Saved data entries:
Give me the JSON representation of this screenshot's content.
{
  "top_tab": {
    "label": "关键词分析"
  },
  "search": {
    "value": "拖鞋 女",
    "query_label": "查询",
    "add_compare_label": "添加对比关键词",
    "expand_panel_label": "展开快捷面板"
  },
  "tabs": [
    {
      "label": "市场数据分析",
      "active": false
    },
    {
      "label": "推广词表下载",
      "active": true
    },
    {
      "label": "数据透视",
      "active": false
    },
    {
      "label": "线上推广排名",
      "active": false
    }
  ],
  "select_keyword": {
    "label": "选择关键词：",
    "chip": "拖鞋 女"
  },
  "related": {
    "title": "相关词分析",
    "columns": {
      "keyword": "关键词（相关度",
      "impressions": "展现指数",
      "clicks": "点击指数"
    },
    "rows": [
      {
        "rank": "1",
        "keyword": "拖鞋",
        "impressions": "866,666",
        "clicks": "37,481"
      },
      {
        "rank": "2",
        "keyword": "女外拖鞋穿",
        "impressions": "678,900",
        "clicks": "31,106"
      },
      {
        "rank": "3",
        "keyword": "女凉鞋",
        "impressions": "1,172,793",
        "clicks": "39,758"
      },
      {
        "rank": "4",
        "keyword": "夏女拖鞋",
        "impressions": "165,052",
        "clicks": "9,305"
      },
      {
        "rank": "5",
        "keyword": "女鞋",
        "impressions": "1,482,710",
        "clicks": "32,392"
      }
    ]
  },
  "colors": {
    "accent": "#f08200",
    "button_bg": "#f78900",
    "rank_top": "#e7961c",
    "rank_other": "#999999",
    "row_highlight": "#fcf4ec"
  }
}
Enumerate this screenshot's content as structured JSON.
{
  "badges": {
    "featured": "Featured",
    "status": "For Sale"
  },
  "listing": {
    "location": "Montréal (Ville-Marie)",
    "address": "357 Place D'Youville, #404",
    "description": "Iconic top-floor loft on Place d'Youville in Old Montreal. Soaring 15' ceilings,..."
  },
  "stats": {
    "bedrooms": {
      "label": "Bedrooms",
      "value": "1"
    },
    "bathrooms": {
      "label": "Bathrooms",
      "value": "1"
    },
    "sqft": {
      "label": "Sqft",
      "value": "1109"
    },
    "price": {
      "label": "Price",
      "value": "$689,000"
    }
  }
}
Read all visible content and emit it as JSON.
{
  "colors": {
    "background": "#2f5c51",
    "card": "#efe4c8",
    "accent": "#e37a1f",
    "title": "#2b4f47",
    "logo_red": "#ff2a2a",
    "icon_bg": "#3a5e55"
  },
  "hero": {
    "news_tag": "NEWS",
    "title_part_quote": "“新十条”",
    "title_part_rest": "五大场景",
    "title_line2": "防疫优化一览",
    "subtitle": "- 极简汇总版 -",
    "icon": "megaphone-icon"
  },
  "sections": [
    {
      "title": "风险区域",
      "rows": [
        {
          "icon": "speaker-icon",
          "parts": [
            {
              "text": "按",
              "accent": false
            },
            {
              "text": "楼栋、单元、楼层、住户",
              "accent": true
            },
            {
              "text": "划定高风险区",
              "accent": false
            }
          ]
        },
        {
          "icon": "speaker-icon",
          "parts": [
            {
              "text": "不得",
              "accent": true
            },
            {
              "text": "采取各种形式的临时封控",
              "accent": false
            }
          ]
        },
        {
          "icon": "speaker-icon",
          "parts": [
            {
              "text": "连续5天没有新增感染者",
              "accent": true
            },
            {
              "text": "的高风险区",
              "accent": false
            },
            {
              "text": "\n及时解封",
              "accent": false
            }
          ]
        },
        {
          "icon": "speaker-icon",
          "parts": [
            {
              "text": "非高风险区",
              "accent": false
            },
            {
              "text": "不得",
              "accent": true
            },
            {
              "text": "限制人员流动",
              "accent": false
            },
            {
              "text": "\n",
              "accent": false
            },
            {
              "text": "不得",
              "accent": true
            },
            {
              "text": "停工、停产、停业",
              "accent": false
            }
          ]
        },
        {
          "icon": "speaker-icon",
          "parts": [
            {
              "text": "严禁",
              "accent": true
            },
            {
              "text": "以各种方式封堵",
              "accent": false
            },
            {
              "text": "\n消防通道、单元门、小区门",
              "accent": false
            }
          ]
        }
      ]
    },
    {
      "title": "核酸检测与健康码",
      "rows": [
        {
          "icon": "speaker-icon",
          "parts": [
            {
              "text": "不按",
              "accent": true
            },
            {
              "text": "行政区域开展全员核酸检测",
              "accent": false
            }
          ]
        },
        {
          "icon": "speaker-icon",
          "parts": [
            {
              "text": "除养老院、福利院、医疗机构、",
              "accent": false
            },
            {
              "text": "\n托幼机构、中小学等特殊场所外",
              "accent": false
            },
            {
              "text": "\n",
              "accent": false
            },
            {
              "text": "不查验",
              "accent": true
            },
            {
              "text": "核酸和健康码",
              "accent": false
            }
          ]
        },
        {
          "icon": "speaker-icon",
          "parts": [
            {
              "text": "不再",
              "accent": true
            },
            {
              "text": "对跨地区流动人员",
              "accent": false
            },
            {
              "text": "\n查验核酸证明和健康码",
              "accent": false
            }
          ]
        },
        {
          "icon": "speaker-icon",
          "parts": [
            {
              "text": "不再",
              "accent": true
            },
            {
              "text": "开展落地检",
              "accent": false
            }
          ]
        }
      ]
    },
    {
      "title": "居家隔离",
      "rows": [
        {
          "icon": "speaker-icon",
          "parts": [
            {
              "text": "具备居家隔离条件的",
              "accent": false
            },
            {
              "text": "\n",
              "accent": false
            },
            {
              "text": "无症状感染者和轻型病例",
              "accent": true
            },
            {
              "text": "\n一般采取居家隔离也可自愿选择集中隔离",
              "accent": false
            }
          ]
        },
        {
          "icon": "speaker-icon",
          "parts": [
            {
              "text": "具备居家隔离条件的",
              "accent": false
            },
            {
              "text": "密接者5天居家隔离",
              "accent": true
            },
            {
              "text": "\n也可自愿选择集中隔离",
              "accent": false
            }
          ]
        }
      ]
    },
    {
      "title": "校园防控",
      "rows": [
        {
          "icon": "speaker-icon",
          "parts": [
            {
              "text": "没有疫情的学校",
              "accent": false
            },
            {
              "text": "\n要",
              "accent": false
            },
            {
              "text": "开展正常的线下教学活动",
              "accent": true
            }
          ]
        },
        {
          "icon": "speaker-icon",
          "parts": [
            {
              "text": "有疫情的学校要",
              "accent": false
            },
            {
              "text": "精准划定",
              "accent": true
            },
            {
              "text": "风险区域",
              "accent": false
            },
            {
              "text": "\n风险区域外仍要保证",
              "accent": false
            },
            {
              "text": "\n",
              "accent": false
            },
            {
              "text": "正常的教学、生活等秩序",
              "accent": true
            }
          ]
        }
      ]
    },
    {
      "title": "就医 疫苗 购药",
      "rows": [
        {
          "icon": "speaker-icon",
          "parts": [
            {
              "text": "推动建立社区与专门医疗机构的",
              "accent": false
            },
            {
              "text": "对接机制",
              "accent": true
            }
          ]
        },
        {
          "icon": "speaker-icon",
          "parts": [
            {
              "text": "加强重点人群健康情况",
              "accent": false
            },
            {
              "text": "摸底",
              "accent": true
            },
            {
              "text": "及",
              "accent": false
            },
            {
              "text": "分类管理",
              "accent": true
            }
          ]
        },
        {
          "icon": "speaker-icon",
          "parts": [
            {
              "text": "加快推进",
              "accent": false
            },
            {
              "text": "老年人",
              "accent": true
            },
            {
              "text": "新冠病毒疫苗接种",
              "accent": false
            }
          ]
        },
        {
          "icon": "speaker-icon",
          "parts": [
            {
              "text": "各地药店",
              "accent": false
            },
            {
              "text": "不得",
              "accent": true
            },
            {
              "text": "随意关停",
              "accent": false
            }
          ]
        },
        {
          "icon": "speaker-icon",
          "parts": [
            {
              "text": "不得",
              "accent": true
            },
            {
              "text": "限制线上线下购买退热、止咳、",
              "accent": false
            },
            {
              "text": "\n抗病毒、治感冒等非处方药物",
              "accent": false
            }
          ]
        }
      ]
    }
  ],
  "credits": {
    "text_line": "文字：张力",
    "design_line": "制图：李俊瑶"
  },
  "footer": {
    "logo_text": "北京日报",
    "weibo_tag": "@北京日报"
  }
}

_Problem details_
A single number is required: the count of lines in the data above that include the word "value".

_Your solution_
5